SOURCE INFORMATION Start Marker

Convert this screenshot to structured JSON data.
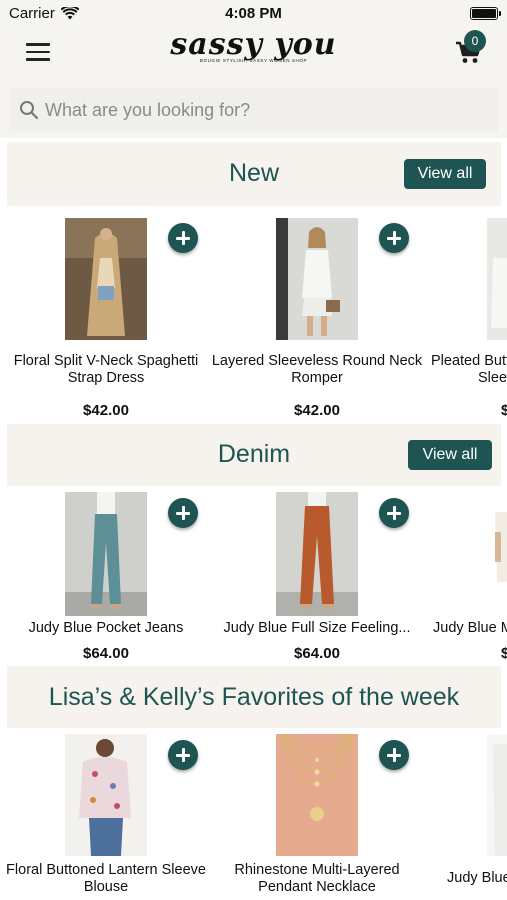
{
  "status_bar": {
    "carrier": "Carrier",
    "time": "4:08 PM"
  },
  "header": {
    "logo_text": "sassy you",
    "logo_tagline": "BOUGIE STYLISH, SASSY WOMEN SHOP",
    "cart_count": "0"
  },
  "search": {
    "placeholder": "What are you looking for?"
  },
  "sections": [
    {
      "title": "New",
      "view_all_label": "View all",
      "products": [
        {
          "name": "Floral Split V-Neck Spaghetti Strap Dress",
          "price": "$42.00"
        },
        {
          "name": "Layered Sleeveless Round Neck Romper",
          "price": "$42.00"
        },
        {
          "name": "Pleated Butt",
          "name_line2": "Slee",
          "price": "$"
        }
      ]
    },
    {
      "title": "Denim",
      "view_all_label": "View all",
      "products": [
        {
          "name": "Judy Blue  Pocket Jeans",
          "price": "$64.00"
        },
        {
          "name": "Judy Blue Full Size Feeling...",
          "price": "$64.00"
        },
        {
          "name": "Judy Blue M",
          "price": "$"
        }
      ]
    },
    {
      "title": "Lisa’s & Kelly’s Favorites of the week",
      "products": [
        {
          "name": "Floral Buttoned Lantern Sleeve Blouse"
        },
        {
          "name": "Rhinestone Multi-Layered Pendant Necklace"
        },
        {
          "name": "Judy Blue"
        }
      ]
    }
  ],
  "colors": {
    "accent": "#1e5452",
    "band": "#f6f3ef"
  }
}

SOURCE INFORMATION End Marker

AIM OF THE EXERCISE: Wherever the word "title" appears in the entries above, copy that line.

WRITTEN ANSWER:
      "title": "New",
      "title": "Denim",
      "title": "Lisa’s & Kelly’s Favorites of the week",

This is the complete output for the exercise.